* _What you should do_
Write the listing out again word for word. Pictures do not belong in the copy.

* _Information supplied_
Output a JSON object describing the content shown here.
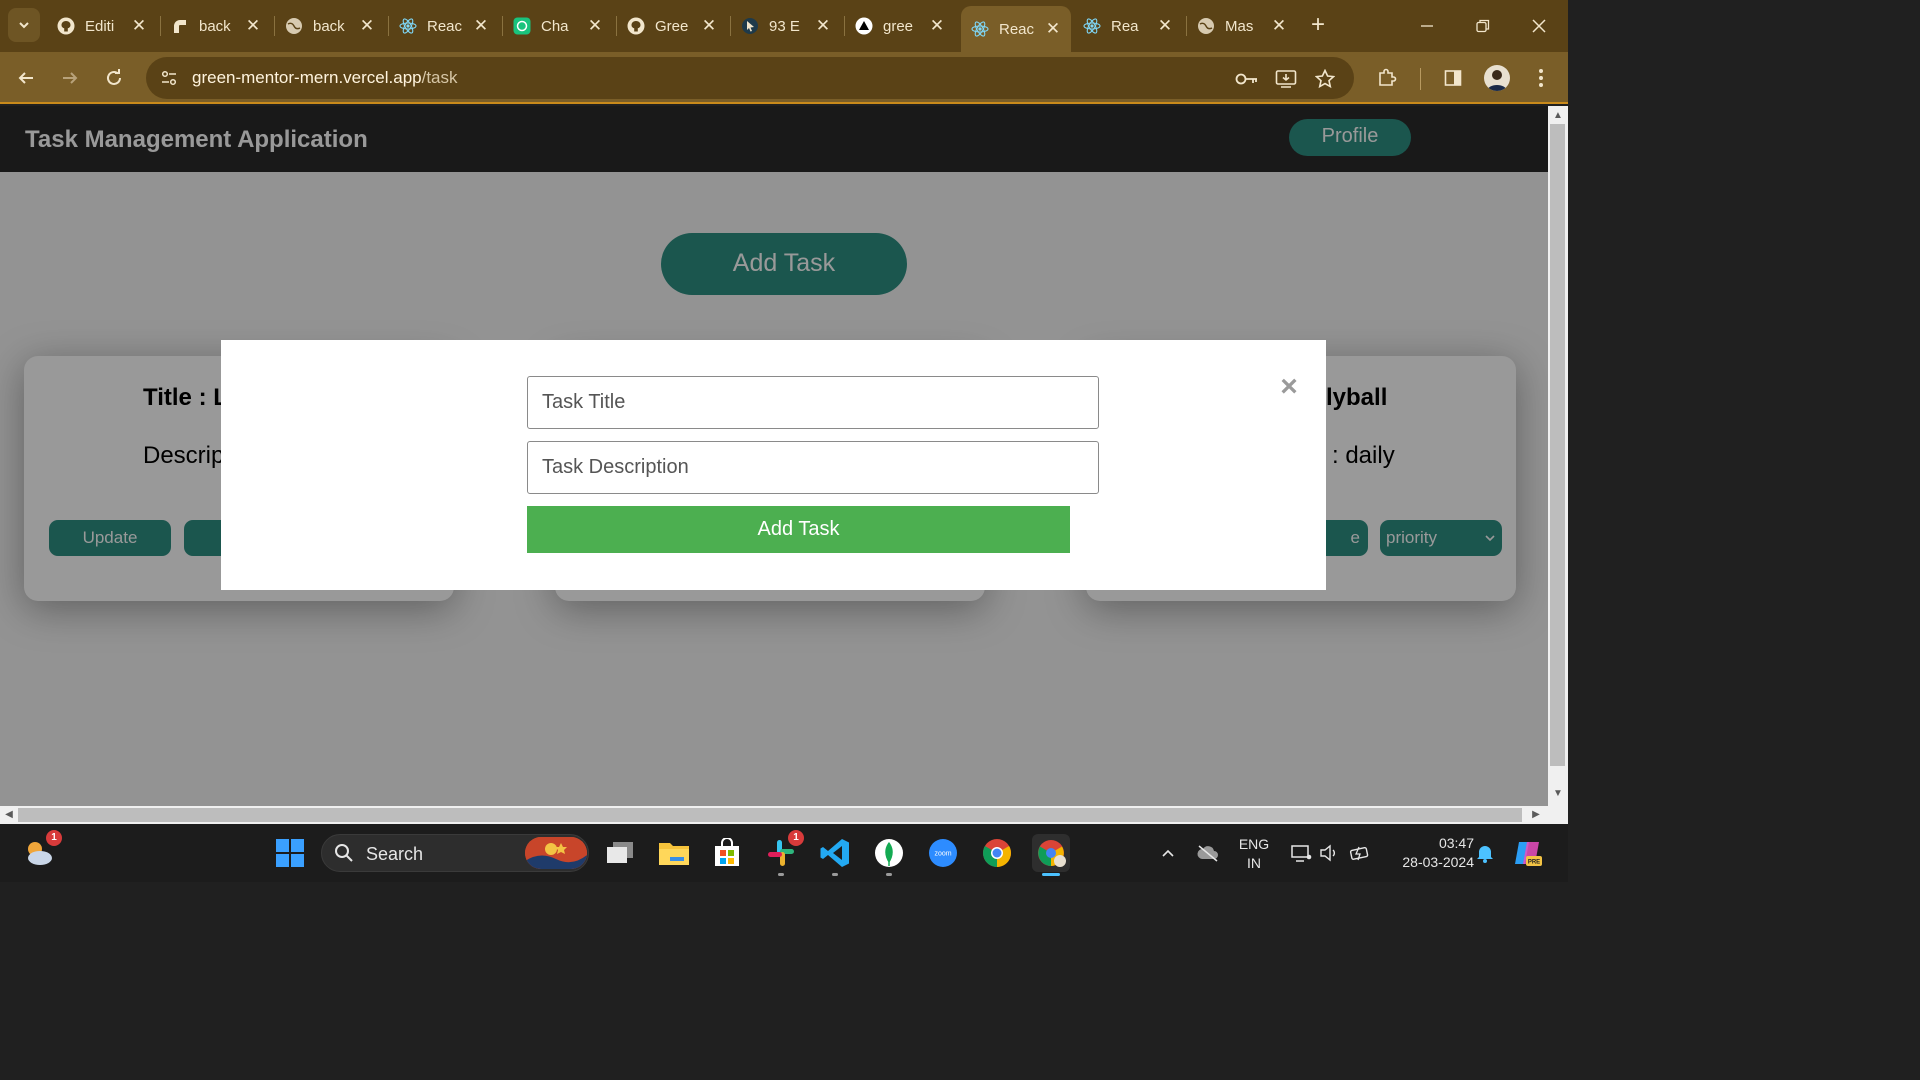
{
  "browser": {
    "tabs": [
      {
        "title": "Editi",
        "icon": "github-icon"
      },
      {
        "title": "back",
        "icon": "render-icon"
      },
      {
        "title": "back",
        "icon": "globe-icon"
      },
      {
        "title": "Reac",
        "icon": "react-icon"
      },
      {
        "title": "Cha",
        "icon": "chatgpt-icon"
      },
      {
        "title": "Gree",
        "icon": "github-icon"
      },
      {
        "title": "93 E",
        "icon": "cursor-icon"
      },
      {
        "title": "gree",
        "icon": "vercel-icon"
      },
      {
        "title": "Reac",
        "icon": "react-icon",
        "active": true
      },
      {
        "title": "Rea",
        "icon": "react-icon"
      },
      {
        "title": "Mas",
        "icon": "globe-icon"
      }
    ],
    "close_glyph": "✕",
    "new_tab_glyph": "+",
    "url_host": "green-mentor-mern.vercel.app",
    "url_path": "/task",
    "colors": {
      "tabbar": "#5a4216",
      "toolbar": "#7a5e28"
    }
  },
  "app": {
    "title": "Task Management Application",
    "profile_label": "Profile",
    "add_task_label": "Add Task",
    "accent": "#2d8f83",
    "cards": [
      {
        "title": "Title : L",
        "desc": "Descrip",
        "update_label": "Update"
      },
      {
        "title": "lyball",
        "desc": ": daily",
        "partial_button_label": "e",
        "priority_label": "priority"
      }
    ]
  },
  "modal": {
    "title_placeholder": "Task Title",
    "description_placeholder": "Task Description",
    "submit_label": "Add Task",
    "close_glyph": "×",
    "submit_color": "#4caf50"
  },
  "taskbar": {
    "search_label": "Search",
    "weather_badge": "1",
    "slack_badge": "1",
    "zoom_label": "zoom",
    "lang_top": "ENG",
    "lang_bottom": "IN",
    "time": "03:47",
    "date": "28-03-2024",
    "copilot_label": "PRE"
  }
}
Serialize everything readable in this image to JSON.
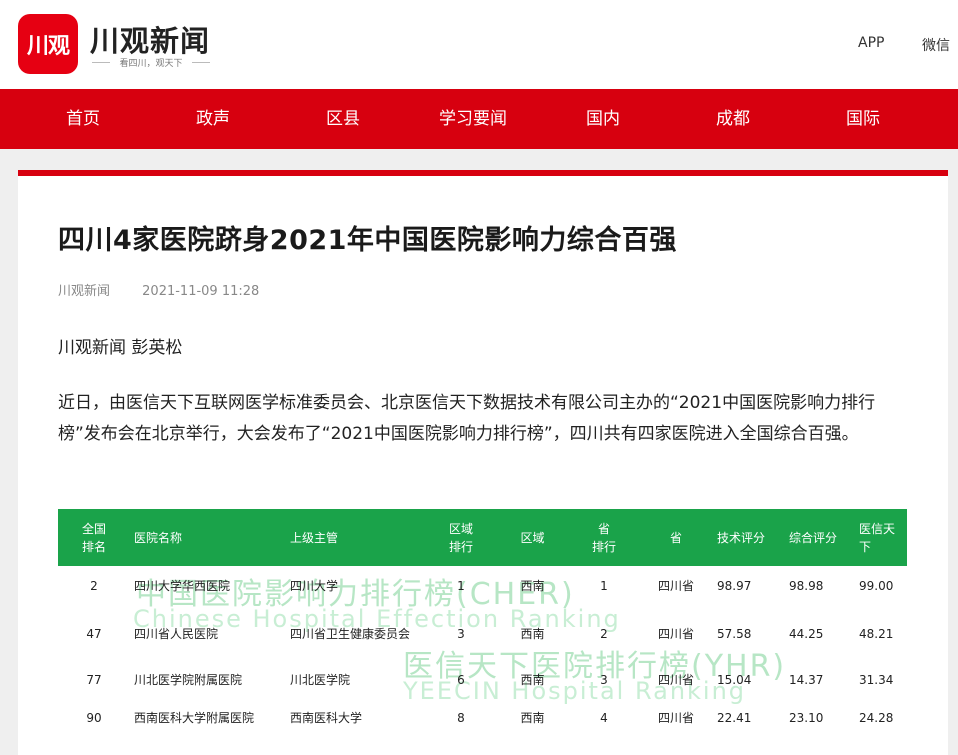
{
  "header": {
    "logo_mark": "川观",
    "logo_title": "川观新闻",
    "logo_slogan": "看四川，观天下",
    "links": [
      "APP",
      "微信"
    ]
  },
  "nav": {
    "items": [
      "首页",
      "政声",
      "区县",
      "学习要闻",
      "国内",
      "成都",
      "国际"
    ]
  },
  "article": {
    "title": "四川4家医院跻身2021年中国医院影响力综合百强",
    "source": "川观新闻",
    "datetime": "2021-11-09 11:28",
    "author": "川观新闻  彭英松",
    "paragraph": "近日，由医信天下互联网医学标准委员会、北京医信天下数据技术有限公司主办的“2021中国医院影响力排行榜”发布会在北京举行，大会发布了“2021中国医院影响力排行榜”，四川共有四家医院进入全国综合百强。"
  },
  "table": {
    "headers": [
      "全国\n排名",
      "医院名称",
      "上级主管",
      "区域\n排行",
      "区域",
      "省\n排行",
      "省",
      "技术评分",
      "综合评分",
      "医信天下"
    ],
    "rows": [
      [
        "2",
        "四川大学华西医院",
        "四川大学",
        "1",
        "西南",
        "1",
        "四川省",
        "98.97",
        "98.98",
        "99.00"
      ],
      [
        "47",
        "四川省人民医院",
        "四川省卫生健康委员会",
        "3",
        "西南",
        "2",
        "四川省",
        "57.58",
        "44.25",
        "48.21"
      ],
      [
        "77",
        "川北医学院附属医院",
        "川北医学院",
        "6",
        "西南",
        "3",
        "四川省",
        "15.04",
        "14.37",
        "31.34"
      ],
      [
        "90",
        "西南医科大学附属医院",
        "西南医科大学",
        "8",
        "西南",
        "4",
        "四川省",
        "22.41",
        "23.10",
        "24.28"
      ]
    ],
    "watermark": {
      "line1": "中国医院影响力排行榜(CHER)",
      "line2": "Chinese Hospital Effection Ranking",
      "line3": "医信天下医院排行榜(YHR)",
      "line4": "YEECIN Hospital Ranking"
    }
  },
  "colors": {
    "brand_red": "#d7000f",
    "table_green": "#1aa34a"
  }
}
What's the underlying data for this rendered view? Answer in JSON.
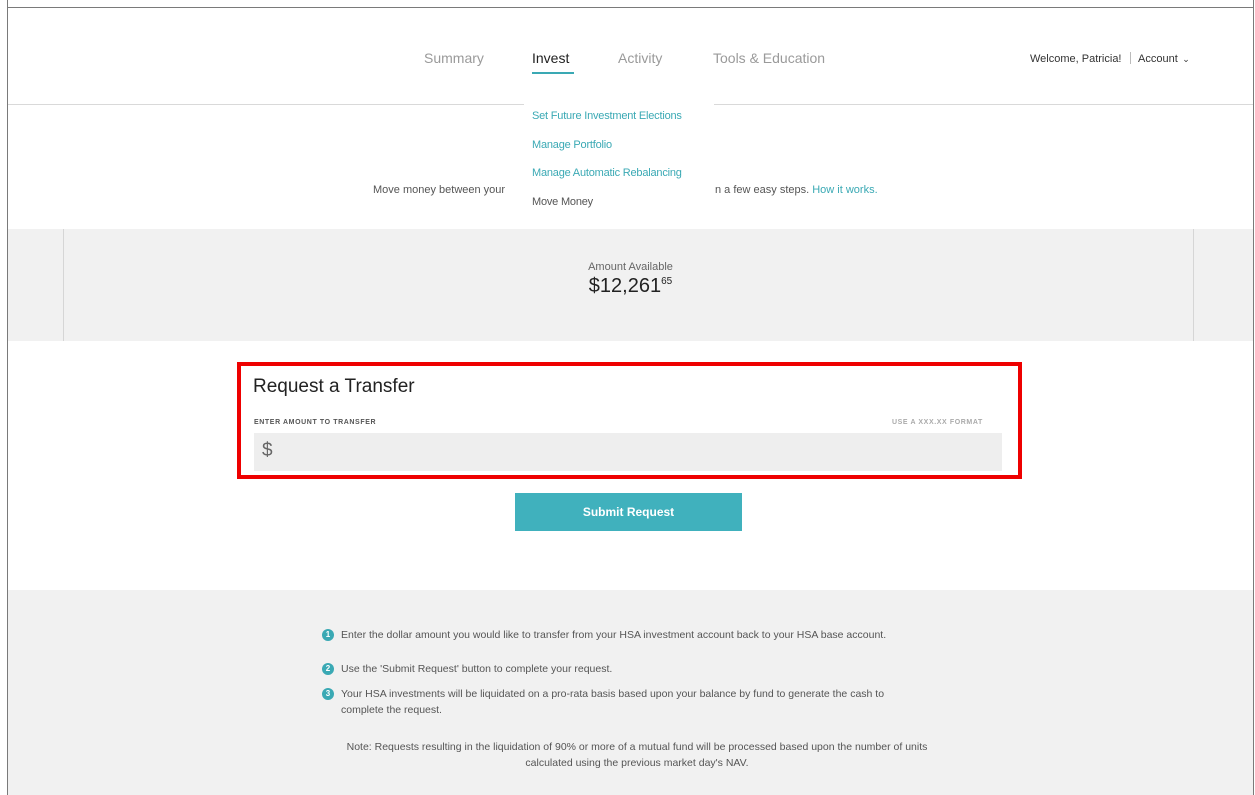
{
  "nav": {
    "items": [
      {
        "label": "Summary"
      },
      {
        "label": "Invest"
      },
      {
        "label": "Activity"
      },
      {
        "label": "Tools & Education"
      }
    ],
    "welcome": "Welcome, Patricia!",
    "account": "Account",
    "accent": "#3aa9b4"
  },
  "dropdown": {
    "items": [
      {
        "label": "Set Future Investment Elections"
      },
      {
        "label": "Manage Portfolio"
      },
      {
        "label": "Manage Automatic Rebalancing"
      },
      {
        "label": "Move Money"
      }
    ]
  },
  "intro": {
    "left": "Move money between your",
    "right": "n a few easy steps.",
    "link": "How it works."
  },
  "amount": {
    "label": "Amount Available",
    "dollars": "$12,261",
    "cents": "65"
  },
  "transfer": {
    "title": "Request a Transfer",
    "field_label": "ENTER AMOUNT TO TRANSFER",
    "format_hint": "USE A XXX.XX FORMAT",
    "currency": "$",
    "value": "",
    "placeholder": ""
  },
  "submit_label": "Submit Request",
  "steps": [
    {
      "num": "1",
      "text": "Enter the dollar amount you would like to transfer from your HSA investment account back to your HSA base account."
    },
    {
      "num": "2",
      "text": "Use the 'Submit Request' button to complete your request."
    },
    {
      "num": "3",
      "text": "Your HSA investments will be liquidated on a pro-rata basis based upon your balance by fund to generate the cash to complete the request."
    }
  ],
  "note": "Note: Requests resulting in the liquidation of 90% or more of a mutual fund will be processed based upon the number of units calculated using the previous market day's NAV."
}
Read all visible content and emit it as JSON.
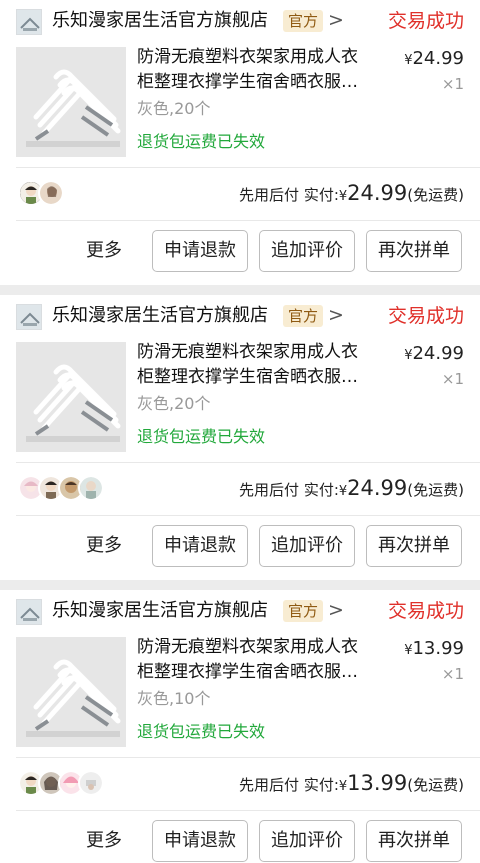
{
  "colors": {
    "status": "#e0302a",
    "notice": "#22a83b",
    "tag_bg": "#f8ecd2",
    "page_bg": "#ececec"
  },
  "orders": [
    {
      "shop_name": "乐知漫家居生活官方旗舰店",
      "shop_tag": "官方",
      "chevron": ">",
      "status": "交易成功",
      "title_line1": "防滑无痕塑料衣架家用成人衣",
      "title_line2": "柜整理衣撑学生宿舍晒衣服…",
      "currency": "¥",
      "price": "24.99",
      "qty": "×1",
      "spec": "灰色,20个",
      "notice": "退货包运费已失效",
      "pay_label": "先用后付 实付:",
      "pay_amount": "24.99",
      "shipping": "(免运费)",
      "buttons": {
        "more": "更多",
        "refund": "申请退款",
        "review": "追加评价",
        "rebuy": "再次拼单"
      },
      "avatar_count": 2
    },
    {
      "shop_name": "乐知漫家居生活官方旗舰店",
      "shop_tag": "官方",
      "chevron": ">",
      "status": "交易成功",
      "title_line1": "防滑无痕塑料衣架家用成人衣",
      "title_line2": "柜整理衣撑学生宿舍晒衣服…",
      "currency": "¥",
      "price": "24.99",
      "qty": "×1",
      "spec": "灰色,20个",
      "notice": "退货包运费已失效",
      "pay_label": "先用后付 实付:",
      "pay_amount": "24.99",
      "shipping": "(免运费)",
      "buttons": {
        "more": "更多",
        "refund": "申请退款",
        "review": "追加评价",
        "rebuy": "再次拼单"
      },
      "avatar_count": 4
    },
    {
      "shop_name": "乐知漫家居生活官方旗舰店",
      "shop_tag": "官方",
      "chevron": ">",
      "status": "交易成功",
      "title_line1": "防滑无痕塑料衣架家用成人衣",
      "title_line2": "柜整理衣撑学生宿舍晒衣服…",
      "currency": "¥",
      "price": "13.99",
      "qty": "×1",
      "spec": "灰色,10个",
      "notice": "退货包运费已失效",
      "pay_label": "先用后付 实付:",
      "pay_amount": "13.99",
      "shipping": "(免运费)",
      "buttons": {
        "more": "更多",
        "refund": "申请退款",
        "review": "追加评价",
        "rebuy": "再次拼单"
      },
      "avatar_count": 4
    }
  ]
}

* _Response below_
Output a JSON object describing the content shown here.
{
  "browser": {
    "tabs": [
      {
        "title": "Editi",
        "icon": "github-icon"
      },
      {
        "title": "back",
        "icon": "render-icon"
      },
      {
        "title": "back",
        "icon": "globe-icon"
      },
      {
        "title": "Reac",
        "icon": "react-icon"
      },
      {
        "title": "Cha",
        "icon": "chatgpt-icon"
      },
      {
        "title": "Gree",
        "icon": "github-icon"
      },
      {
        "title": "93 E",
        "icon": "cursor-icon"
      },
      {
        "title": "gree",
        "icon": "vercel-icon"
      },
      {
        "title": "Reac",
        "icon": "react-icon",
        "active": true
      },
      {
        "title": "Rea",
        "icon": "react-icon"
      },
      {
        "title": "Mas",
        "icon": "globe-icon"
      }
    ],
    "close_glyph": "✕",
    "new_tab_glyph": "+",
    "url_host": "green-mentor-mern.vercel.app",
    "url_path": "/task",
    "colors": {
      "tabbar": "#5a4216",
      "toolbar": "#7a5e28"
    }
  },
  "app": {
    "title": "Task Management Application",
    "profile_label": "Profile",
    "add_task_label": "Add Task",
    "accent": "#2d8f83",
    "cards": [
      {
        "title": "Title : L",
        "desc": "Descrip",
        "update_label": "Update"
      },
      {
        "title": "lyball",
        "desc": ": daily",
        "partial_button_label": "e",
        "priority_label": "priority"
      }
    ]
  },
  "modal": {
    "title_placeholder": "Task Title",
    "description_placeholder": "Task Description",
    "submit_label": "Add Task",
    "close_glyph": "×",
    "submit_color": "#4caf50"
  },
  "taskbar": {
    "search_label": "Search",
    "weather_badge": "1",
    "slack_badge": "1",
    "zoom_label": "zoom",
    "lang_top": "ENG",
    "lang_bottom": "IN",
    "time": "03:47",
    "date": "28-03-2024",
    "copilot_label": "PRE"
  }
}
Serialize everything readable in this image to JSON.
{
  "header": {
    "logo_mark": "川观",
    "logo_title": "川观新闻",
    "logo_slogan": "看四川，观天下",
    "links": [
      "APP",
      "微信"
    ]
  },
  "nav": {
    "items": [
      "首页",
      "政声",
      "区县",
      "学习要闻",
      "国内",
      "成都",
      "国际"
    ]
  },
  "article": {
    "title": "四川4家医院跻身2021年中国医院影响力综合百强",
    "source": "川观新闻",
    "datetime": "2021-11-09 11:28",
    "author": "川观新闻  彭英松",
    "paragraph": "近日，由医信天下互联网医学标准委员会、北京医信天下数据技术有限公司主办的“2021中国医院影响力排行榜”发布会在北京举行，大会发布了“2021中国医院影响力排行榜”，四川共有四家医院进入全国综合百强。"
  },
  "table": {
    "headers": [
      "全国\n排名",
      "医院名称",
      "上级主管",
      "区域\n排行",
      "区域",
      "省\n排行",
      "省",
      "技术评分",
      "综合评分",
      "医信天下"
    ],
    "rows": [
      [
        "2",
        "四川大学华西医院",
        "四川大学",
        "1",
        "西南",
        "1",
        "四川省",
        "98.97",
        "98.98",
        "99.00"
      ],
      [
        "47",
        "四川省人民医院",
        "四川省卫生健康委员会",
        "3",
        "西南",
        "2",
        "四川省",
        "57.58",
        "44.25",
        "48.21"
      ],
      [
        "77",
        "川北医学院附属医院",
        "川北医学院",
        "6",
        "西南",
        "3",
        "四川省",
        "15.04",
        "14.37",
        "31.34"
      ],
      [
        "90",
        "西南医科大学附属医院",
        "西南医科大学",
        "8",
        "西南",
        "4",
        "四川省",
        "22.41",
        "23.10",
        "24.28"
      ]
    ],
    "watermark": {
      "line1": "中国医院影响力排行榜(CHER)",
      "line2": "Chinese Hospital Effection Ranking",
      "line3": "医信天下医院排行榜(YHR)",
      "line4": "YEECIN Hospital Ranking"
    }
  },
  "colors": {
    "brand_red": "#d7000f",
    "table_green": "#1aa34a"
  }
}
What's the underlying data for this rendered view? Answer in JSON.
{
  "nav": {
    "items": [
      {
        "label": "Summary"
      },
      {
        "label": "Invest"
      },
      {
        "label": "Activity"
      },
      {
        "label": "Tools & Education"
      }
    ],
    "welcome": "Welcome, Patricia!",
    "account": "Account",
    "accent": "#3aa9b4"
  },
  "dropdown": {
    "items": [
      {
        "label": "Set Future Investment Elections"
      },
      {
        "label": "Manage Portfolio"
      },
      {
        "label": "Manage Automatic Rebalancing"
      },
      {
        "label": "Move Money"
      }
    ]
  },
  "intro": {
    "left": "Move money between your",
    "right": "n a few easy steps.",
    "link": "How it works."
  },
  "amount": {
    "label": "Amount Available",
    "dollars": "$12,261",
    "cents": "65"
  },
  "transfer": {
    "title": "Request a Transfer",
    "field_label": "ENTER AMOUNT TO TRANSFER",
    "format_hint": "USE A XXX.XX FORMAT",
    "currency": "$",
    "value": "",
    "placeholder": ""
  },
  "submit_label": "Submit Request",
  "steps": [
    {
      "num": "1",
      "text": "Enter the dollar amount you would like to transfer from your HSA investment account back to your HSA base account."
    },
    {
      "num": "2",
      "text": "Use the 'Submit Request' button to complete your request."
    },
    {
      "num": "3",
      "text": "Your HSA investments will be liquidated on a pro-rata basis based upon your balance by fund to generate the cash to complete the request."
    }
  ],
  "note": "Note: Requests resulting in the liquidation of 90% or more of a mutual fund will be processed based upon the number of units calculated using the previous market day's NAV."
}
Read all visible content and emit it as JSON.
{
  "colors": {
    "status": "#e0302a",
    "notice": "#22a83b",
    "tag_bg": "#f8ecd2",
    "page_bg": "#ececec"
  },
  "orders": [
    {
      "shop_name": "乐知漫家居生活官方旗舰店",
      "shop_tag": "官方",
      "chevron": ">",
      "status": "交易成功",
      "title_line1": "防滑无痕塑料衣架家用成人衣",
      "title_line2": "柜整理衣撑学生宿舍晒衣服…",
      "currency": "¥",
      "price": "24.99",
      "qty": "×1",
      "spec": "灰色,20个",
      "notice": "退货包运费已失效",
      "pay_label": "先用后付 实付:",
      "pay_amount": "24.99",
      "shipping": "(免运费)",
      "buttons": {
        "more": "更多",
        "refund": "申请退款",
        "review": "追加评价",
        "rebuy": "再次拼单"
      },
      "avatar_count": 2
    },
    {
      "shop_name": "乐知漫家居生活官方旗舰店",
      "shop_tag": "官方",
      "chevron": ">",
      "status": "交易成功",
      "title_line1": "防滑无痕塑料衣架家用成人衣",
      "title_line2": "柜整理衣撑学生宿舍晒衣服…",
      "currency": "¥",
      "price": "24.99",
      "qty": "×1",
      "spec": "灰色,20个",
      "notice": "退货包运费已失效",
      "pay_label": "先用后付 实付:",
      "pay_amount": "24.99",
      "shipping": "(免运费)",
      "buttons": {
        "more": "更多",
        "refund": "申请退款",
        "review": "追加评价",
        "rebuy": "再次拼单"
      },
      "avatar_count": 4
    },
    {
      "shop_name": "乐知漫家居生活官方旗舰店",
      "shop_tag": "官方",
      "chevron": ">",
      "status": "交易成功",
      "title_line1": "防滑无痕塑料衣架家用成人衣",
      "title_line2": "柜整理衣撑学生宿舍晒衣服…",
      "currency": "¥",
      "price": "13.99",
      "qty": "×1",
      "spec": "灰色,10个",
      "notice": "退货包运费已失效",
      "pay_label": "先用后付 实付:",
      "pay_amount": "13.99",
      "shipping": "(免运费)",
      "buttons": {
        "more": "更多",
        "refund": "申请退款",
        "review": "追加评价",
        "rebuy": "再次拼单"
      },
      "avatar_count": 4
    }
  ]
}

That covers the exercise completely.